> Data extracted from a collection:
- - -

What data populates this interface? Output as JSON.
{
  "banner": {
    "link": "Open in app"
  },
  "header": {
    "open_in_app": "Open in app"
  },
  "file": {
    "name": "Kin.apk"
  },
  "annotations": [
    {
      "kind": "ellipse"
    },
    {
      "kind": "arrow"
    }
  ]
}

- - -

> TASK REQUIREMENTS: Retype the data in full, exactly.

> RESULT OF THE EXERCISE:
What data populates this interface? Output as JSON.
{
  "banner": {
    "link": "Open in app"
  },
  "header": {
    "open_in_app": "Open in app"
  },
  "file": {
    "name": "Kin.apk"
  },
  "annotations": [
    {
      "kind": "ellipse"
    },
    {
      "kind": "arrow"
    }
  ]
}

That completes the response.